A federal judge dismissed the case and said that the casting decisions by the producers of the show were protected by the First Amendment.
The judge did call the lawsuit brought by Nathaniel Claybrooks and Christopher Johnson as "laudable," but said that the plaintiffs had no right to regulate the show's content, reports Fox News.
If you've ever watched the The Bachelor or the The Bachelorette, you'd know there is some merit to the plaintiffs' claims. There are very few minorities on the show. In fact, all of the "bachelors" during the 16 years of the series have been white, and almost all of the mates chosen by the "bachelorette" have been white, reports Fox News.
While casting an all-white cast may be discriminatory, the judge found that the producers of the show had this right out of artistic First Amendment protection. The Bachelor may be a "reality" show, but the series is still a highly dramatized and edited television show made to entertain.
And just as movie directors and television producers can cast attractive women to appeal to hot blooded young men, the same can be said for The Bachelor.
The judge wrote: "Ultimately, whatever messages The Bachelor and The Bachelorette communicate or are intended to communicate -- whether explicitly, implicitly, intentionally, or otherwise -- the First Amendment protects the right of the producers of these shows to craft and control those messages, based on whatever considerations the producers wish to take into account."

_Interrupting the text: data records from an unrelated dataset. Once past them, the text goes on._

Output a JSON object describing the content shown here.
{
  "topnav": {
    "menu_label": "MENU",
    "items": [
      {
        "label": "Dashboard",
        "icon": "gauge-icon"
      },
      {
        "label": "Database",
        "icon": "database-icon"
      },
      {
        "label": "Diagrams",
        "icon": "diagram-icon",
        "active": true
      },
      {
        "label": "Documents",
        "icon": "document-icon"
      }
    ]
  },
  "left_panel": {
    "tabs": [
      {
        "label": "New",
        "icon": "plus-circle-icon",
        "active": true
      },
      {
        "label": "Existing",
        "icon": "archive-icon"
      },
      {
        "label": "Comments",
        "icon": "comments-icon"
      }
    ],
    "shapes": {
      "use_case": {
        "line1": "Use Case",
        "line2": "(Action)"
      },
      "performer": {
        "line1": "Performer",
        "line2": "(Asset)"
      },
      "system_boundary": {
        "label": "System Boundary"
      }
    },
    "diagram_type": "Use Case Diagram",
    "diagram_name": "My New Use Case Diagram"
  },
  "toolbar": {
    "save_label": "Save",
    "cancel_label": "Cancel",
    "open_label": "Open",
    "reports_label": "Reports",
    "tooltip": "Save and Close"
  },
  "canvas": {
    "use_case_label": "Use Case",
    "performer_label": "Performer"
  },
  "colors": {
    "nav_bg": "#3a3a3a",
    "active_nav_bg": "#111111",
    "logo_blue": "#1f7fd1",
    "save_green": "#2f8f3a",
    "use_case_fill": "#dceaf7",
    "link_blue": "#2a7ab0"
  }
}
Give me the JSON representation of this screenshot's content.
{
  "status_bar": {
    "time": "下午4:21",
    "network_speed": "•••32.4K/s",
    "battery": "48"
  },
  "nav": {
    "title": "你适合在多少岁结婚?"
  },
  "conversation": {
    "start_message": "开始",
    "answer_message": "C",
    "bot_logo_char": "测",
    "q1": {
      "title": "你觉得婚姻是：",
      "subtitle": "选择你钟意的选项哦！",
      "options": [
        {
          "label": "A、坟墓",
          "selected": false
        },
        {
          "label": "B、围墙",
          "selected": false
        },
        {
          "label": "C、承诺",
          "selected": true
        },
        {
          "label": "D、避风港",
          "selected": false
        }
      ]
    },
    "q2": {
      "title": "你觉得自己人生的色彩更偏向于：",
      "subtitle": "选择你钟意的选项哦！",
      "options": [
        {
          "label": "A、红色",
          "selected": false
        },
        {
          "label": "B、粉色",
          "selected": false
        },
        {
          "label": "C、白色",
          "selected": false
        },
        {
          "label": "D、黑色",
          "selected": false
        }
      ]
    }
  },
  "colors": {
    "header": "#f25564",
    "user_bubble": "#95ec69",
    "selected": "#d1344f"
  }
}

Even though the lawsuit was dismissed, viewers of the show can still voice their displeasure by simply not watching. If enough viewers simply switch the channel, ABC may be forced to mix up their formula, by mixing up their cast.